* **EXERCISE OBJECTIVE**
Copy, from the entries below, each line where the word "image" can be found.
== Segment start ==
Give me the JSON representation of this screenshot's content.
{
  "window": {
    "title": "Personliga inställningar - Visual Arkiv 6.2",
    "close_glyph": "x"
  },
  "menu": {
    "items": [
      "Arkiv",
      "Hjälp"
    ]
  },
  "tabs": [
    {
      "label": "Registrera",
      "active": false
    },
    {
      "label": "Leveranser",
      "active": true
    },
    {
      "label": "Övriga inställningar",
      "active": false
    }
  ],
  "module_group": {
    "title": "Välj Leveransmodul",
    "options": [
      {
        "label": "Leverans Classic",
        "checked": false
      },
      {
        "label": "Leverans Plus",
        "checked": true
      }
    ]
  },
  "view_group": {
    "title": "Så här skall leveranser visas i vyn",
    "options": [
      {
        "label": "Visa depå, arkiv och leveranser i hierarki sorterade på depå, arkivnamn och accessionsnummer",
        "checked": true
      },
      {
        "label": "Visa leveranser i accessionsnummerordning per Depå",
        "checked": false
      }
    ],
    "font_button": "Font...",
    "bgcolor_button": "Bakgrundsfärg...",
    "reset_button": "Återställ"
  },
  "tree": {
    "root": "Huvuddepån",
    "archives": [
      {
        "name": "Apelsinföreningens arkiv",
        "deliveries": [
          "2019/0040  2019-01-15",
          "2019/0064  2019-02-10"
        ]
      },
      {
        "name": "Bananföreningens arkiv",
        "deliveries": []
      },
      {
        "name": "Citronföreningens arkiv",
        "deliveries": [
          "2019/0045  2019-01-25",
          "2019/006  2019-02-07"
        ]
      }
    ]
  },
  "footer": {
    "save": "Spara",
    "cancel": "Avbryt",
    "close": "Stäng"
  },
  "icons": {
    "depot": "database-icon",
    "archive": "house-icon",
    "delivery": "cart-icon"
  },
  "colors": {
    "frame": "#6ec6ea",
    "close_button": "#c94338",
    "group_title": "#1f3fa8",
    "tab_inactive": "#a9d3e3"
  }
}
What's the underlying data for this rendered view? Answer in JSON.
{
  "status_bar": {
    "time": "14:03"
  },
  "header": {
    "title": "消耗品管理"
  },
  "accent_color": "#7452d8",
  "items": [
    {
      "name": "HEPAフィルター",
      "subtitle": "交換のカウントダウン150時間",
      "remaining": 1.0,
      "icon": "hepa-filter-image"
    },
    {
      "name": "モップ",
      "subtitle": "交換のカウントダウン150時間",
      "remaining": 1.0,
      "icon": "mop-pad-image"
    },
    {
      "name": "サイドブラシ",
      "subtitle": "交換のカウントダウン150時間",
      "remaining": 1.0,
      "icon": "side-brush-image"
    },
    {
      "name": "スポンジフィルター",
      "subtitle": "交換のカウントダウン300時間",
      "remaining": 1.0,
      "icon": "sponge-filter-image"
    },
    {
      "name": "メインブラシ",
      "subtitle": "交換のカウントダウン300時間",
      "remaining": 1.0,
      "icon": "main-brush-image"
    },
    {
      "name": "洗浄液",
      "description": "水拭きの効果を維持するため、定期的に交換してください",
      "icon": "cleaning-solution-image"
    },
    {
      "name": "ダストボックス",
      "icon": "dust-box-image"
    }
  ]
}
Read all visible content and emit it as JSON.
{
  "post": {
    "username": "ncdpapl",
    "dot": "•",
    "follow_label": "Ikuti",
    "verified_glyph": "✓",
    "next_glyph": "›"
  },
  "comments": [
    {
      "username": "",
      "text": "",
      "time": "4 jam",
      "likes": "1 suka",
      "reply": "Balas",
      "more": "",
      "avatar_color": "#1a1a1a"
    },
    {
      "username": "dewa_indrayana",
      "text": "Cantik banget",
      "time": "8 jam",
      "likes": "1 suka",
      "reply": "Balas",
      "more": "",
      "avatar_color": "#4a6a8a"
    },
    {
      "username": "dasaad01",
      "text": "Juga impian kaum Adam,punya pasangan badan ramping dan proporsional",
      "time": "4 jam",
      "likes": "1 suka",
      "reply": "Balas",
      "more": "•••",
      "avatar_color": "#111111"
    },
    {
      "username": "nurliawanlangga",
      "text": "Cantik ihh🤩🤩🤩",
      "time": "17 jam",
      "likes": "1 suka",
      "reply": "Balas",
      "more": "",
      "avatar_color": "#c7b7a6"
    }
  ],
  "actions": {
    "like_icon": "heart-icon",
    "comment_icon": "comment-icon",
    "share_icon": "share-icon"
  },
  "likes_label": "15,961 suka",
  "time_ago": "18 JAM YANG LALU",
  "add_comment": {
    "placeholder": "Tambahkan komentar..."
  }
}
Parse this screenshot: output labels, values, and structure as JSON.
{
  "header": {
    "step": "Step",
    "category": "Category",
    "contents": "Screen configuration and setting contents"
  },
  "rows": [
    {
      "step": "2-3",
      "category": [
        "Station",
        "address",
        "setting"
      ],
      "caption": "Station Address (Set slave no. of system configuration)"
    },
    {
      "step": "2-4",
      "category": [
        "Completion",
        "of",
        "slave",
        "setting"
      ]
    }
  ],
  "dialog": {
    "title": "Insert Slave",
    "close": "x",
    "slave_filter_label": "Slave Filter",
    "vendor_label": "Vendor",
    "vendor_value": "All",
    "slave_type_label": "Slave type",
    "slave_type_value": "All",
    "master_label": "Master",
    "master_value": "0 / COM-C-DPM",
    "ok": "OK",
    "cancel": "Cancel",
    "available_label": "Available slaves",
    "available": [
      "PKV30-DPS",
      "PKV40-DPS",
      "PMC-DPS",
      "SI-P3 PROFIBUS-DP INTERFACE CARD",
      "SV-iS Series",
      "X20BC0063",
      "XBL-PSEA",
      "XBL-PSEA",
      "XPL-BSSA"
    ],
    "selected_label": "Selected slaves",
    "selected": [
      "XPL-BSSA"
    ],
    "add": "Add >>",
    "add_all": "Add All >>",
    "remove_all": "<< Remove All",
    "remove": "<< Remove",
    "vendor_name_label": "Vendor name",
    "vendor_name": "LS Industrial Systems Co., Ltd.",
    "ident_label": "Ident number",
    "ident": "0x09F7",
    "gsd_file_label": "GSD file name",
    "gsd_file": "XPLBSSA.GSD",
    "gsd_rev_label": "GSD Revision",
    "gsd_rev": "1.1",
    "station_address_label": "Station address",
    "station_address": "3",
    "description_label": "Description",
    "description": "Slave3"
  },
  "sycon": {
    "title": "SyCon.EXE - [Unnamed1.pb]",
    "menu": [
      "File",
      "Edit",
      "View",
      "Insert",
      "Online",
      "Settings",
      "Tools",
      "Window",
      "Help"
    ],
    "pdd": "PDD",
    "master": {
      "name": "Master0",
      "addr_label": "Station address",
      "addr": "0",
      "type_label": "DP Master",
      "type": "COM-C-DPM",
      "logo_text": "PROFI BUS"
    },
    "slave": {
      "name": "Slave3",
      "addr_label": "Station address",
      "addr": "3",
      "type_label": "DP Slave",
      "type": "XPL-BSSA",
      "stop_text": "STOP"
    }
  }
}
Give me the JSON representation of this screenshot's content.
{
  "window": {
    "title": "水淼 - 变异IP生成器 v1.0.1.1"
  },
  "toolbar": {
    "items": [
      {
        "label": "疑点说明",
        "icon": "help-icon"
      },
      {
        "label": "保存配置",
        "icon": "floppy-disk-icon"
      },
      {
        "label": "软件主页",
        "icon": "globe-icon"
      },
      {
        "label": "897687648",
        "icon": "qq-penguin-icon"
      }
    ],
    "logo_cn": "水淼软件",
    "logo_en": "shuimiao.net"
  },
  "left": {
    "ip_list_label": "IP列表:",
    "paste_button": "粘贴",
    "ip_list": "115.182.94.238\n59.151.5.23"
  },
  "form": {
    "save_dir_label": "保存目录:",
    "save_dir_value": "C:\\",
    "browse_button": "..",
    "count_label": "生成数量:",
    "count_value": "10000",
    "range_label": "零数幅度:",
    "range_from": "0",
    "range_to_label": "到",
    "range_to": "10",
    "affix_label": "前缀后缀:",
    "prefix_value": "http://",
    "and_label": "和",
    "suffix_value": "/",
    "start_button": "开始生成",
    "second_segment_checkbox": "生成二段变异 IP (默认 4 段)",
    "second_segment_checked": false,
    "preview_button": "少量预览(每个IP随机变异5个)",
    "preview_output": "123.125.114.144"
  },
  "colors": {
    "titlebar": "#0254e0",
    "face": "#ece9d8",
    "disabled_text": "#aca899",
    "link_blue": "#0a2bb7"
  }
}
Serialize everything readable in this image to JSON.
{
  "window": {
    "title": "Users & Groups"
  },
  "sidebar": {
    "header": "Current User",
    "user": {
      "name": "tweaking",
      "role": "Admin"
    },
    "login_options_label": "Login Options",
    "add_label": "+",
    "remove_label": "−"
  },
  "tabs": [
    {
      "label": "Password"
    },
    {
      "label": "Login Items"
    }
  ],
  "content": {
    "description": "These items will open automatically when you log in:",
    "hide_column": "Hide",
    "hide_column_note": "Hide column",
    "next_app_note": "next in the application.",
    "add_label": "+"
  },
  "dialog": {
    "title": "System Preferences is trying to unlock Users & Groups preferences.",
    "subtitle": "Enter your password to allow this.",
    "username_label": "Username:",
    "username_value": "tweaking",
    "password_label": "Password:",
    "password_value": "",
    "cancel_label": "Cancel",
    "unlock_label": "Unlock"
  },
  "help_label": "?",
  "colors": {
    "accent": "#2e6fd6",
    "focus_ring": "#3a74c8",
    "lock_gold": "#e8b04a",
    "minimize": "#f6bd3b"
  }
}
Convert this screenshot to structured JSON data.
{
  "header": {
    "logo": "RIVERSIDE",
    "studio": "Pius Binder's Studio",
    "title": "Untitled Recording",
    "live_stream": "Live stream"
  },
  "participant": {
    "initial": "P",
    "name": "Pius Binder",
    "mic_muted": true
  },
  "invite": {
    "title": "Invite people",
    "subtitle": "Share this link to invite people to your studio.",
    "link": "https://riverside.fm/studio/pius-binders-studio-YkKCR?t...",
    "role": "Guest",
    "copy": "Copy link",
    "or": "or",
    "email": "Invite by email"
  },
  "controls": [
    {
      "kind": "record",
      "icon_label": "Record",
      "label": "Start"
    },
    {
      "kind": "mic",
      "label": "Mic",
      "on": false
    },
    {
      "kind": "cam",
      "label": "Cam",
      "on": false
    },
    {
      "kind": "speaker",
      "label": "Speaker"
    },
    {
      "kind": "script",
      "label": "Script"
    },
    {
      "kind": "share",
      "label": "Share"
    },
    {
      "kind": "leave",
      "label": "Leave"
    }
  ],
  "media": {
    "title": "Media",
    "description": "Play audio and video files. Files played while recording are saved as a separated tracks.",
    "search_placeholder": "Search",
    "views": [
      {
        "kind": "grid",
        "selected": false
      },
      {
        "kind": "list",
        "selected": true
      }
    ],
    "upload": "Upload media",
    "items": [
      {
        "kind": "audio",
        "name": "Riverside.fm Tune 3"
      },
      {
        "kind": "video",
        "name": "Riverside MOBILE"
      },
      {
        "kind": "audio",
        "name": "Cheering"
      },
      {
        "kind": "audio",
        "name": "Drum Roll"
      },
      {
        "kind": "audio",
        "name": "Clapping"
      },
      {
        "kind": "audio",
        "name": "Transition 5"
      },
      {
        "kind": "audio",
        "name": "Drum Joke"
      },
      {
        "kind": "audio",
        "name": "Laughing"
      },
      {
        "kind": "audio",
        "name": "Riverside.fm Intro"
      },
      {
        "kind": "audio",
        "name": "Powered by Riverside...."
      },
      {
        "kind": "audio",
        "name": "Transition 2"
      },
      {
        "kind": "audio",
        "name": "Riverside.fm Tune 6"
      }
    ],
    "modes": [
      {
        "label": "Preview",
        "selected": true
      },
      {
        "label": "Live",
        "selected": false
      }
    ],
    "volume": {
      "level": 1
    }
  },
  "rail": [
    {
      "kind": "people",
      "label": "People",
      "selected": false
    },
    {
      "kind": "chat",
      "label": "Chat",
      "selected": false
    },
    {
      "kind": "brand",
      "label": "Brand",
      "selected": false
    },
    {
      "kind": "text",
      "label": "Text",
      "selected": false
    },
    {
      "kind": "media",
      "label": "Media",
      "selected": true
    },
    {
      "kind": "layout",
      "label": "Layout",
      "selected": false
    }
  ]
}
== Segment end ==
* **PROBLEM SOLUTION**
      "icon": "hepa-filter-image"
      "icon": "mop-pad-image"
      "icon": "side-brush-image"
      "icon": "sponge-filter-image"
      "icon": "main-brush-image"
      "icon": "cleaning-solution-image"
      "icon": "dust-box-image"
Serialize everything readable in this image to JSON.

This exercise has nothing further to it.